§ Mr. Gray
To ask the Secretary of State for the Home Department, under (1) what authority police officers on Operation Artemis ask gamekeepers to sign a pledge supporting the Operation; and what penalty applies to any gamekeeper who refuses to do so; 
(2) what precedent there is for members of the public being asked to sign a pledge in support of a police operation; 
(3) what statutory basis there is for police officers on Operation Artemis to demand access to private land without a search warrant; 
(4) what the cost is of Operation Artemis. 
§ Ms Blears
Police officers have no legal authority to ask gamekeepers to sign a pledge supporting Operation Artemis. Police officers request that pledge but nobody is compelled to make it impracticable to visit each person to ask them to sign a pledge. Operation Artemis is innovative in that it has identified and seeks to raise awareness specifically amongst those who may have a motive for committing offences against Hen Harriers. Given the numbers of breeding birds the Police service considered it possible to visit many of those persons who may have a motive for criminal action. The purpose of such visits is to make people aware of the importance of complying with the criminal law and advising them individually that the Police would be embarking upon enforcement action against those who choose not to comply with the law and commit criminal offences. The request to sign up to Operation Artemis amounts to confirmation that such advice has been received. Police officers have no power to demand access to private land. They have powers to enter such land without search warrants if they have reasonable suspicion that certain offences may have taken place or under other authorities to carry out operations such as surveillance.

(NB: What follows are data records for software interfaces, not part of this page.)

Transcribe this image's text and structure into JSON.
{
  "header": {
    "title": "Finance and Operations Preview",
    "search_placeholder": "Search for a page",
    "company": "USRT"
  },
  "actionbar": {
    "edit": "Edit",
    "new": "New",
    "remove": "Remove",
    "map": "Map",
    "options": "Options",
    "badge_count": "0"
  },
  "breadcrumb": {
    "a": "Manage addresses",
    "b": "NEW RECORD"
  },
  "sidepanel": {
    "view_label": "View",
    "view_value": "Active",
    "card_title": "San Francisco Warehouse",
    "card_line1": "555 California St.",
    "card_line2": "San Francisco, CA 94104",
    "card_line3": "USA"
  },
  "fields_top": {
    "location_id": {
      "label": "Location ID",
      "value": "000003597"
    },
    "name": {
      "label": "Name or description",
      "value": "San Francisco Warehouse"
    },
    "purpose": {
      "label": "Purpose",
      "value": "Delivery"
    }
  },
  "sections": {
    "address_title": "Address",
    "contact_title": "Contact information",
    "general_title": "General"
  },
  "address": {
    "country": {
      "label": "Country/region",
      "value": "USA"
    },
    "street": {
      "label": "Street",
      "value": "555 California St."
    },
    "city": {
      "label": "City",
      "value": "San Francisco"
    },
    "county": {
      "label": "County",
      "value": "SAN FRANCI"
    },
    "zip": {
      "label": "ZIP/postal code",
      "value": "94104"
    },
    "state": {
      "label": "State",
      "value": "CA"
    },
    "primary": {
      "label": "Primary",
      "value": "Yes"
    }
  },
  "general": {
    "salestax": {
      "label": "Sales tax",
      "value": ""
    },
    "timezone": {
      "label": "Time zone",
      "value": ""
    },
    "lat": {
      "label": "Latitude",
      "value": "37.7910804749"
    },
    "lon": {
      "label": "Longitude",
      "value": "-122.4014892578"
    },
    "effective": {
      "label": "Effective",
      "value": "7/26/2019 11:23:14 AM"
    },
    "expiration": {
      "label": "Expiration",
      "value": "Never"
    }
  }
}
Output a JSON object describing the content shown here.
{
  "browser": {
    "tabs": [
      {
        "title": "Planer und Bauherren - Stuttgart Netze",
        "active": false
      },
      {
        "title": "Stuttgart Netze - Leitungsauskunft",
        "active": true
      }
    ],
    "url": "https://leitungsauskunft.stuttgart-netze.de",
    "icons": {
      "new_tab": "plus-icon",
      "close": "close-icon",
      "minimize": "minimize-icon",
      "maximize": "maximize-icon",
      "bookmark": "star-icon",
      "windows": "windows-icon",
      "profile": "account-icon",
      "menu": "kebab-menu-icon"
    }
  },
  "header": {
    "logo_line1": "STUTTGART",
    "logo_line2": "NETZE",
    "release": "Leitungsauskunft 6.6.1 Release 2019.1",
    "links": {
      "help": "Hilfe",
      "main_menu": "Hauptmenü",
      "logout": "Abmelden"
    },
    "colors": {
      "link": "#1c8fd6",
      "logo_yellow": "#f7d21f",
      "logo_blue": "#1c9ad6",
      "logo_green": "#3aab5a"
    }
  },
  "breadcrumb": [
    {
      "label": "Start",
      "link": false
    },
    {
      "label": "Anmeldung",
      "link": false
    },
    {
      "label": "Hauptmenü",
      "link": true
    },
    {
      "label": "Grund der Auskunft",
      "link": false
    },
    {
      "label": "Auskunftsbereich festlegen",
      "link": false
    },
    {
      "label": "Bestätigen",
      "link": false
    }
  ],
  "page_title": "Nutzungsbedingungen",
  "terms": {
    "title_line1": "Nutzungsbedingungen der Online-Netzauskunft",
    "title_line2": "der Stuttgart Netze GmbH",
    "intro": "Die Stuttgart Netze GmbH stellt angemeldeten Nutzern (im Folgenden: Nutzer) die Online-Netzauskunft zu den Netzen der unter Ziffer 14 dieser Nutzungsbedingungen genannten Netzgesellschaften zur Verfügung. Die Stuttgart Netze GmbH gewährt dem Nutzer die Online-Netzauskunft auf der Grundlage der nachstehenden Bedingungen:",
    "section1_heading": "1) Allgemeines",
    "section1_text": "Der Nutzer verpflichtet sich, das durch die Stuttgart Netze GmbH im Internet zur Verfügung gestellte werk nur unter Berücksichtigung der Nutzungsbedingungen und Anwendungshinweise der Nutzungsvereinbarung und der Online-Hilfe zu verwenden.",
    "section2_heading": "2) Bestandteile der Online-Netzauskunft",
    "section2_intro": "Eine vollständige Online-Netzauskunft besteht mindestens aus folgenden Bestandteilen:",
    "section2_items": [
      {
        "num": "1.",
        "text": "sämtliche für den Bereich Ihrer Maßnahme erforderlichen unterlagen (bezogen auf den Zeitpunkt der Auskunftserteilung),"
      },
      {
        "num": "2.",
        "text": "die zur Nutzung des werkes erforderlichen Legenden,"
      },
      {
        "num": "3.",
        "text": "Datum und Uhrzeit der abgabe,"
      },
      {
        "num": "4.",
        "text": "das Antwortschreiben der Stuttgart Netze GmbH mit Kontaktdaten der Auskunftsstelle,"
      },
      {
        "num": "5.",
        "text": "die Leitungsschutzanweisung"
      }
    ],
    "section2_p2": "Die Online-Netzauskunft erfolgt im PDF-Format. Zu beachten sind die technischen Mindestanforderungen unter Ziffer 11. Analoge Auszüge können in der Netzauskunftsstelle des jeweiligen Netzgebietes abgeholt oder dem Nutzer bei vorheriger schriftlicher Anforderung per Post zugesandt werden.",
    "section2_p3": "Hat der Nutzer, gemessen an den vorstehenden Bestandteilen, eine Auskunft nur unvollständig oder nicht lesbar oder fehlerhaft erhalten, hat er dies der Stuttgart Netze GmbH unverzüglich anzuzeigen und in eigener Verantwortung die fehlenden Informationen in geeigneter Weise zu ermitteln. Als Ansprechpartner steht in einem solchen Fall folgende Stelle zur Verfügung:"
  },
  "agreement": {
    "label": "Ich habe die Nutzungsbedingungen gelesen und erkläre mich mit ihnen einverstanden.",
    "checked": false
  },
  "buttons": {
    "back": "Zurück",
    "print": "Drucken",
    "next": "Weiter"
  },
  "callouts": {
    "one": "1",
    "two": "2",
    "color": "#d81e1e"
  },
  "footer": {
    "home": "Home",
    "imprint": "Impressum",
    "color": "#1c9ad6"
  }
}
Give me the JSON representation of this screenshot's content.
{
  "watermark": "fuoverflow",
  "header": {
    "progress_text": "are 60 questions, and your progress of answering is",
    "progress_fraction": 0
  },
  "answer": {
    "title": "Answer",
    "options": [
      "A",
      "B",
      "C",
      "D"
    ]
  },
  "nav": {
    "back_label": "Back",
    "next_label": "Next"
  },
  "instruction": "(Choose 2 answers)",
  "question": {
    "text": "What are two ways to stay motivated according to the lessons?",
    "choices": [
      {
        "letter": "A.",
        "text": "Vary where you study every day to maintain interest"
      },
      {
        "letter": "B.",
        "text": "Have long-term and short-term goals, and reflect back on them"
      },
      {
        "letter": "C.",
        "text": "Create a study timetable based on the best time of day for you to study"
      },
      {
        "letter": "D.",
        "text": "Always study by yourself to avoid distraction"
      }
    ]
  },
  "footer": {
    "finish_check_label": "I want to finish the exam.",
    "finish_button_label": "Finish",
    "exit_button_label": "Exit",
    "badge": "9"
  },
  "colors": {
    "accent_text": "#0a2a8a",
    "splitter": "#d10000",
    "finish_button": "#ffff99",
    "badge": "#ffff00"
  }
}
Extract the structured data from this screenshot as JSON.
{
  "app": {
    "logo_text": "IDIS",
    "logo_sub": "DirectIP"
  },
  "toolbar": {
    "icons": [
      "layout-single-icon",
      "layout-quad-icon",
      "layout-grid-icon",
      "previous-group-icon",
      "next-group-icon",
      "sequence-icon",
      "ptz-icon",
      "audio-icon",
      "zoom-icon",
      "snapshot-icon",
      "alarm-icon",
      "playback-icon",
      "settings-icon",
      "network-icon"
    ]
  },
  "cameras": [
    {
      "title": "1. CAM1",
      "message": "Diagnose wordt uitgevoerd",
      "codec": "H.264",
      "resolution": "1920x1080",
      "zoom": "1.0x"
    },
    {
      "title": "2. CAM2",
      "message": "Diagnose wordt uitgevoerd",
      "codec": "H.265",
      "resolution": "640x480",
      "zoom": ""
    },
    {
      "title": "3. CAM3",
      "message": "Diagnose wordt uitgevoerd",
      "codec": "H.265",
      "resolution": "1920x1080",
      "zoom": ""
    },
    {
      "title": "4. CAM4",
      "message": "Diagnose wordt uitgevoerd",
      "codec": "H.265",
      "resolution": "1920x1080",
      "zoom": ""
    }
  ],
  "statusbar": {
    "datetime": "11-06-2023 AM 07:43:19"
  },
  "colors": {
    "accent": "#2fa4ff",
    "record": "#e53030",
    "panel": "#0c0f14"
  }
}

The statutory basis allowing police officers on Operation Artemis in England and Wales to enter any land without a search warrant is Section 19 of the Wildlife and Countryside Act 1981.1359W
The costs of Operation Artemis cannot be quantified as in the main they have been met from existing Police budgets utilising officers whose duties are to address wildlife crime. Costs relating to the production of literature and other media have been met from contributions made by the Home Office, Defra and the Statutory Nature Conservation Organisations. The Home Office has provided 3,500 for CCTV cameras at nesting sites.